And rest assured it’ll resonate through the league because now they’ve made significant moves with a respected coach – Dwane Casey – and McKechnie.
Now, when Bryan decides on a front office structure and comes up with whatever he comes up with, I have a sneaking suspicion it’ll boost the reputation of the team some more.
Hey, Argos open tomorrow, right?
Wonder if there’s a party tonight to celebrate.
But I tell you, if there is, it won’t come close to being the best in franchise history, regardless of what happens.
That’s because I was at the one that will go down as the:
It was the McNall, Gretzky, Candy opener in 1991, can’t remember if it was at the Horseshoe or the Phoenix but the Blues Brothers played, there were all kinds of Hollywood stars hanging around and I remember shooting pool with Wendel Clark just before dancing with Rocket Ismail’s mom.
No, they don’t make ‘me like that any more.
Most ridiculous thing I’ve heard this week?
Kobe Bryant may play in Turkey if the lockout drags on.
Of all the fanciful boondoggles we’ve heard, this has to rank right up with the silliest of all time.
Kobe Bryant is 33 years old.
Kobe Bryant went to Germany to have his chronically sore knee looked at this summer.
Kobe Bryant has played 1,100 or so regular season games and a couple hundred more in the playoffs, the total is somewhere approaching 50,000 NBA minutes.
Kobe Bryant has made almost $200 million in his career and has more than $80 million left on his deal, money that would be at risk the second he stepped on the floor in Europe.
Kobe Bryant is going to play in Turkey for a team that can’t pay him unless it gets some sponsor to fork over the money because the club, Besiktas, is involved in a soccer match-fixing scandal and doesn’t have the money to pay him?
Come on. Who’s kidding whom here?
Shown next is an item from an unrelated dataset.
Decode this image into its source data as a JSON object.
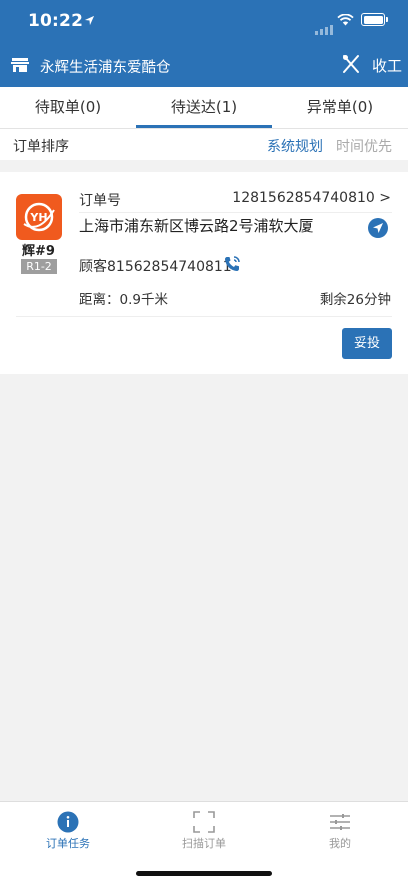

I’m not sure if it’s egomaniacs running Besiktas or Bryant’s people being adversely affected by the heatwave or what but Kobe Bryant playing a regular season game in Turkey makes as much sense as you playing a regular season game in Turkey.
Let’s let this nonsense die, okay?
Yeah, I know it was Jim Belushi that I saw back at that Argo party but you have an idea of how my mind works so why not this little trip down Musical And Theatrical Memory Lane:
Here’s the thing on Yao, one last time.
I was having dinner with the one and only Mike Farber – a giant, a Mount Rushmore guy – and we were talking about Halls of Fame.
He brought it up, a point made by another guy and for the life of me I can’t remember who it was, who said, in so many words: “Can you write the definitive history of the sport during Player X’s time without mentioning him? If you can’t, he has to be in the Hall.”
And since Yao was the first non-North American ever chosen No. 1 overall, the face of nation, an icon, and whatever else, I don’t think you can possibly write the last 10 years of basketball without mentioning him.
Know what would make this heat more tolerable?
Speaking of the mail:
Q: Re: Roberto Alomar best athlete to ever play in Toronto
Hi Doug, you pose an interesting question here. I'm not certain about the ramifications you're putting on this, but my only argument would have to be Hakeem Olajuwan.
When in Toronto it is obvious that he was at the end of his career, and we did not witness him in his prime, but he surely a more impressive career than Roberto's.
Again I'm not sure if there's any rules to this, but that's my argument.
Drew F, Oshawa
A: The Dream’s an interesting topic when it comes to that whole discussion because he was, simply, a shell of his former self when he got here.
A good signing – he seemed to be the kind of veteran who would help an excellent youngish team over the top – one of the bigger issues, as it turns out, was that he and Lenny Wilkens didn’t quite get along all that well, an issue that dated back to the 1996 Olympics.
Anyway, if you want to take total career achievements into consideration and not limit it to only the years in Toronto, I think you can absolutely make the case for him being the best ever.
But when it comes to what the guys actually did when in a Toronto uniform, Hakeem’s way down the list.